__What you are asked to do__:
All of the data must be returned word for word.

Material supplied Start Marker

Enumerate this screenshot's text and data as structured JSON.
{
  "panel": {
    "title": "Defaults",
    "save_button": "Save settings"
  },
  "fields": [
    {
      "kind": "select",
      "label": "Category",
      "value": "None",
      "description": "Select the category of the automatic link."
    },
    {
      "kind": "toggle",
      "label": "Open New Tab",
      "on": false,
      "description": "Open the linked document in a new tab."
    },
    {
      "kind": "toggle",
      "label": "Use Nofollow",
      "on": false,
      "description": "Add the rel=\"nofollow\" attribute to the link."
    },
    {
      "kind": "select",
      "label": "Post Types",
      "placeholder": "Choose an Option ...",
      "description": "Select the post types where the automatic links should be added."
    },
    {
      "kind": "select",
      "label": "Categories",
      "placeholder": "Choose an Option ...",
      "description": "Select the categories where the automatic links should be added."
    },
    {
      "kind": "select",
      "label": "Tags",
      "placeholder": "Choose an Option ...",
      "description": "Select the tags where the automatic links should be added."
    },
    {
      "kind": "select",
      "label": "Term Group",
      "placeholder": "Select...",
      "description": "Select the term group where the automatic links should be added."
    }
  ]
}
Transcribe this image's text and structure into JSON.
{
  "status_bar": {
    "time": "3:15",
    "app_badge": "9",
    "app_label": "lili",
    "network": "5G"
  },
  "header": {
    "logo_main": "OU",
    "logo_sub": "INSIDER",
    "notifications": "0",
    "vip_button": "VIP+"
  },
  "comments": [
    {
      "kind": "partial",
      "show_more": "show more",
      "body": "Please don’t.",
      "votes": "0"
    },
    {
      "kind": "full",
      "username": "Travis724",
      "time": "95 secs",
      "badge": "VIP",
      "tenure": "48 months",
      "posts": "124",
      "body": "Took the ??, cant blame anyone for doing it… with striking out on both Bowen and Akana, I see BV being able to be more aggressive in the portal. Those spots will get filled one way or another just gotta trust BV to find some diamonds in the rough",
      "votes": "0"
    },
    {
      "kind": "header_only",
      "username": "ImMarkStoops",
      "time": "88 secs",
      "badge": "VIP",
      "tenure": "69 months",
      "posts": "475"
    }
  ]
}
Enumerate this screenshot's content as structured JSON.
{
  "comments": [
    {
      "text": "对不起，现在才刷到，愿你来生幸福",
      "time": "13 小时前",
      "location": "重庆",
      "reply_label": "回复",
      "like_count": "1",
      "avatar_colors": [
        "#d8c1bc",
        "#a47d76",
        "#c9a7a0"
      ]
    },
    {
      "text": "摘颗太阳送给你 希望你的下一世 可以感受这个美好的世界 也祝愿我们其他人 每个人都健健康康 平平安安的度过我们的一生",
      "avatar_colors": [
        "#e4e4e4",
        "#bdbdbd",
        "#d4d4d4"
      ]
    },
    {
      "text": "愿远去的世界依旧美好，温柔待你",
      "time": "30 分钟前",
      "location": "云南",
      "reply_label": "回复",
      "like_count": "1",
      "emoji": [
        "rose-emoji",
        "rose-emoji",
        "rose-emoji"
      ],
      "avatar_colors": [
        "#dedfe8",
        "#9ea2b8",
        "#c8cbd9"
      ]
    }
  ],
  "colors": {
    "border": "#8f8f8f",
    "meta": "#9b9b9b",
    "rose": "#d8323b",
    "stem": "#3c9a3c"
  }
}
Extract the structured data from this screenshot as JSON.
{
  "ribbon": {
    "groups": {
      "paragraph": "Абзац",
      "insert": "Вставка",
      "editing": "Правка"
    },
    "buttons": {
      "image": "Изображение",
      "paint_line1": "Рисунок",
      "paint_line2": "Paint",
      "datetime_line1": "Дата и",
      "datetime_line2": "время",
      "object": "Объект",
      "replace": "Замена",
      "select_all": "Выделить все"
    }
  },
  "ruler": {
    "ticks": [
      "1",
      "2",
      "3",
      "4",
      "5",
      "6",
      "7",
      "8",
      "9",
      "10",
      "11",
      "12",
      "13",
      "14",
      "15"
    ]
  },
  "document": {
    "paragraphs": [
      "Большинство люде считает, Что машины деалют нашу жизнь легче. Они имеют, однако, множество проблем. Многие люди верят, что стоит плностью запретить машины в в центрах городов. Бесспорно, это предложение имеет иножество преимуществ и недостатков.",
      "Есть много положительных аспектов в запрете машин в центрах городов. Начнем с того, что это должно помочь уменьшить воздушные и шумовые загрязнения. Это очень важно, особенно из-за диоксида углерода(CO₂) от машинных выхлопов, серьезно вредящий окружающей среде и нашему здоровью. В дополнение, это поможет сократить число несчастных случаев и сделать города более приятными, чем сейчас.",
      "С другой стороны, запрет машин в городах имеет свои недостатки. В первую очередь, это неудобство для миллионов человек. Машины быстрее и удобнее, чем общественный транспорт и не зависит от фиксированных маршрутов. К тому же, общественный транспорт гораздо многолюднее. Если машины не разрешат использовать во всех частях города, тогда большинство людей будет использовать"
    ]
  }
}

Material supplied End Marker

__Answer to the problem__:
Enumerate this screenshot's text and data as structured JSON.
{
  "panel": {
    "title": "Defaults",
    "save_button": "Save settings"
  },
  "fields": [
    {
      "kind": "select",
      "label": "Category",
      "value": "None",
      "description": "Select the category of the automatic link."
    },
    {
      "kind": "toggle",
      "label": "Open New Tab",
      "on": false,
      "description": "Open the linked document in a new tab."
    },
    {
      "kind": "toggle",
      "label": "Use Nofollow",
      "on": false,
      "description": "Add the rel=\"nofollow\" attribute to the link."
    },
    {
      "kind": "select",
      "label": "Post Types",
      "placeholder": "Choose an Option ...",
      "description": "Select the post types where the automatic links should be added."
    },
    {
      "kind": "select",
      "label": "Categories",
      "placeholder": "Choose an Option ...",
      "description": "Select the categories where the automatic links should be added."
    },
    {
      "kind": "select",
      "label": "Tags",
      "placeholder": "Choose an Option ...",
      "description": "Select the tags where the automatic links should be added."
    },
    {
      "kind": "select",
      "label": "Term Group",
      "placeholder": "Select...",
      "description": "Select the term group where the automatic links should be added."
    }
  ]
}
Transcribe this image's text and structure into JSON.
{
  "status_bar": {
    "time": "3:15",
    "app_badge": "9",
    "app_label": "lili",
    "network": "5G"
  },
  "header": {
    "logo_main": "OU",
    "logo_sub": "INSIDER",
    "notifications": "0",
    "vip_button": "VIP+"
  },
  "comments": [
    {
      "kind": "partial",
      "show_more": "show more",
      "body": "Please don’t.",
      "votes": "0"
    },
    {
      "kind": "full",
      "username": "Travis724",
      "time": "95 secs",
      "badge": "VIP",
      "tenure": "48 months",
      "posts": "124",
      "body": "Took the ??, cant blame anyone for doing it… with striking out on both Bowen and Akana, I see BV being able to be more aggressive in the portal. Those spots will get filled one way or another just gotta trust BV to find some diamonds in the rough",
      "votes": "0"
    },
    {
      "kind": "header_only",
      "username": "ImMarkStoops",
      "time": "88 secs",
      "badge": "VIP",
      "tenure": "69 months",
      "posts": "475"
    }
  ]
}
Enumerate this screenshot's content as structured JSON.
{
  "comments": [
    {
      "text": "对不起，现在才刷到，愿你来生幸福",
      "time": "13 小时前",
      "location": "重庆",
      "reply_label": "回复",
      "like_count": "1",
      "avatar_colors": [
        "#d8c1bc",
        "#a47d76",
        "#c9a7a0"
      ]
    },
    {
      "text": "摘颗太阳送给你 希望你的下一世 可以感受这个美好的世界 也祝愿我们其他人 每个人都健健康康 平平安安的度过我们的一生",
      "avatar_colors": [
        "#e4e4e4",
        "#bdbdbd",
        "#d4d4d4"
      ]
    },
    {
      "text": "愿远去的世界依旧美好，温柔待你",
      "time": "30 分钟前",
      "location": "云南",
      "reply_label": "回复",
      "like_count": "1",
      "emoji": [
        "rose-emoji",
        "rose-emoji",
        "rose-emoji"
      ],
      "avatar_colors": [
        "#dedfe8",
        "#9ea2b8",
        "#c8cbd9"
      ]
    }
  ],
  "colors": {
    "border": "#8f8f8f",
    "meta": "#9b9b9b",
    "rose": "#d8323b",
    "stem": "#3c9a3c"
  }
}
Extract the structured data from this screenshot as JSON.
{
  "ribbon": {
    "groups": {
      "paragraph": "Абзац",
      "insert": "Вставка",
      "editing": "Правка"
    },
    "buttons": {
      "image": "Изображение",
      "paint_line1": "Рисунок",
      "paint_line2": "Paint",
      "datetime_line1": "Дата и",
      "datetime_line2": "время",
      "object": "Объект",
      "replace": "Замена",
      "select_all": "Выделить все"
    }
  },
  "ruler": {
    "ticks": [
      "1",
      "2",
      "3",
      "4",
      "5",
      "6",
      "7",
      "8",
      "9",
      "10",
      "11",
      "12",
      "13",
      "14",
      "15"
    ]
  },
  "document": {
    "paragraphs": [
      "Большинство люде считает, Что машины деалют нашу жизнь легче. Они имеют, однако, множество проблем. Многие люди верят, что стоит плностью запретить машины в в центрах городов. Бесспорно, это предложение имеет иножество преимуществ и недостатков.",
      "Есть много положительных аспектов в запрете машин в центрах городов. Начнем с того, что это должно помочь уменьшить воздушные и шумовые загрязнения. Это очень важно, особенно из-за диоксида углерода(CO₂) от машинных выхлопов, серьезно вредящий окружающей среде и нашему здоровью. В дополнение, это поможет сократить число несчастных случаев и сделать города более приятными, чем сейчас.",
      "С другой стороны, запрет машин в городах имеет свои недостатки. В первую очередь, это неудобство для миллионов человек. Машины быстрее и удобнее, чем общественный транспорт и не зависит от фиксированных маршрутов. К тому же, общественный транспорт гораздо многолюднее. Если машины не разрешат использовать во всех частях города, тогда большинство людей будет использовать"
    ]
  }
}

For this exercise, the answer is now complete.